Sawa Pius | July 5, 2010
An ordinary one-roomed house sits near Lukwanga market in Wakiso District, in central Uganda. Inside, volunteers are busy preparing a campaign to help farmers understand climate change and its consequences. The office is called Lukwanga Community Knowledge Center.
Farmers in Wakiso District have faced droughts, strong winds and floods in recent years. However, Lukwanga, a community of 200 households, is tackling the problem. Environment Alert is a Ugandan NGO. Together with the community, they are running a six month awareness campaign, based in the community knowledge centre.
As few people read and write, the climate change messages are passed on through music, dance and drama. Women, men and children have formed different groups to raise awareness about the dangers of cutting down trees.
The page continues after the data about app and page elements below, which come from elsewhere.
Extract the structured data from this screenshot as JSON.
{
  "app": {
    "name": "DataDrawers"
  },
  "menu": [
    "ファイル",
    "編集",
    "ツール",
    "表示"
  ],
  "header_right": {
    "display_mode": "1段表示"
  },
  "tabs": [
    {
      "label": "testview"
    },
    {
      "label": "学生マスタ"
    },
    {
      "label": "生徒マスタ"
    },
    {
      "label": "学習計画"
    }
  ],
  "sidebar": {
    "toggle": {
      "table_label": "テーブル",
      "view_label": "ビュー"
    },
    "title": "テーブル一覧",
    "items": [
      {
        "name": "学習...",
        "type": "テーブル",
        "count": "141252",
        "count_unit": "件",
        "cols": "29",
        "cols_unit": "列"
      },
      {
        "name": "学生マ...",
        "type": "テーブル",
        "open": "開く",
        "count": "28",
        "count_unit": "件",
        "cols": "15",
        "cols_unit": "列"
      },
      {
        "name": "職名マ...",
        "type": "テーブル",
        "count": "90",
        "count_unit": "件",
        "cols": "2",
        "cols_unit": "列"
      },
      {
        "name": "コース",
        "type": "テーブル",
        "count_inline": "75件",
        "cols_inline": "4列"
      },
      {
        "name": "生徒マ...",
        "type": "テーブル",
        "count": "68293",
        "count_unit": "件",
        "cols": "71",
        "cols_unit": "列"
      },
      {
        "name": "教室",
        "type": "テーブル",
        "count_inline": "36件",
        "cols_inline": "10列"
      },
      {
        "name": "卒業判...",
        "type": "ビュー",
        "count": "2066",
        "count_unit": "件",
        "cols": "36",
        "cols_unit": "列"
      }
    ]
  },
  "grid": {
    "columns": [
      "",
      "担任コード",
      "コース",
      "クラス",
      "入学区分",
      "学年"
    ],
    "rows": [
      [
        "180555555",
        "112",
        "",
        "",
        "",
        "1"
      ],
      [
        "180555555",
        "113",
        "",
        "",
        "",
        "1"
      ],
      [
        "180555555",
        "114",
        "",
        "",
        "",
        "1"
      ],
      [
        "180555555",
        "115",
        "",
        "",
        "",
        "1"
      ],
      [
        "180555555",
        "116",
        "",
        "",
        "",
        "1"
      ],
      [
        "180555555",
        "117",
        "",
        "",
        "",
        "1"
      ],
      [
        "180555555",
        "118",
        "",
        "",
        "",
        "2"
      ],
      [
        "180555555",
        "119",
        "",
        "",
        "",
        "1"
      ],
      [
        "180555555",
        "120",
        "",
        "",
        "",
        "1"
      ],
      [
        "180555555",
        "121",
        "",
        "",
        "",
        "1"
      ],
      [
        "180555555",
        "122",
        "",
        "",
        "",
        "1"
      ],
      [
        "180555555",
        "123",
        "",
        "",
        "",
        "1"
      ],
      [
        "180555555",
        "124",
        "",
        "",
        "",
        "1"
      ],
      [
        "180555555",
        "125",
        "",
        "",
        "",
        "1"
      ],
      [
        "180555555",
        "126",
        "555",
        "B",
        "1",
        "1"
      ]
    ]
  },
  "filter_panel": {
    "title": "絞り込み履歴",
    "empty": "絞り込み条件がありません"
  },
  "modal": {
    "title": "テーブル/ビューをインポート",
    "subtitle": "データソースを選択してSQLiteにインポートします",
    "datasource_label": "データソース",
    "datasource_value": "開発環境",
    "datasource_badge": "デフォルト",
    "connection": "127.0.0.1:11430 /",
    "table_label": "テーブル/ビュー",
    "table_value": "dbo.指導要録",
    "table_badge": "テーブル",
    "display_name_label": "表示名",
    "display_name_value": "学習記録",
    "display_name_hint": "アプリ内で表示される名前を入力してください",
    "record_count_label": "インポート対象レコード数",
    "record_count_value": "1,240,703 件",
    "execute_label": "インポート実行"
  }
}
Six schools in the community are involved in the campaign. School teachers compose songs and dramas for primary pupils to perform. Older people are taught by an adult volunteer who has visited Kenya to see similar projects.
The groups hire a performance space behind the market. The locals gather to listen to the presentations.
A group of children sing a song in which they ask the adults, “You have destroyed our future by cutting down all trees, leaving us with bare land. Where shall we go tomorrow?”
A group of adults act out a drama. In the drama, a rich man hires a group of labourers to cut down the forest to make charcoal. They eventually clear all the forest. Then a storm destroys all the crops, leading to food shortages. The drama demonstrates that earning a living making charcoal has serious consequences in a changing climate.
After the performances, volunteers ask the audience what they think is the key message. Volunteers explain that problems like drought and heavy winds are related to climate change, but also to farming practices.
Staff from Environmental Alert discuss safe farming practices with farmers. They ask the farmers what can be done. The farmers suggest a range of options, such as planting crops that were grown by their ancestors.
As a result, farmers have begun new activities in earnest. Evaristo Ndugga has constructed water collecting points on his farm. He will use them to irrigate his vegetables when the rains are scarce.
Leonard Kyambadde has a poultry project. He mixes chicken droppings with coffee husks to make manure for growing his vegetables. He says this has helped him earn good money. He has prepared five acres for planting fruit trees.
Another farmer, Lawrence Nsereko, grows cocoyams in trenches. The trenches stop soil erosion. He digs a trench two feet deep and three feet wide. He puts manure mixed with soil in the trench and plants cocoyams. Then he piles the trench high with soil, making a ridge across his farm. “I harvest enough yams to feed us for six months when there is no other food,” he says. He has also planted trees around his farm for fuelwood.
With support from a Kenyan organization, the Arid Lands Information Network, some of the farmers have made exchange visits to other parts of East Africa. They have also visited the Ugandan National Agricultural Research Organization not only to learn, but to share their problems with scientists.
District leaders and politicians from neighbouring areas have been invited to Lukwanga Community Knowledge Center to see the success. The volunteers hope the campaign will spread to other areas.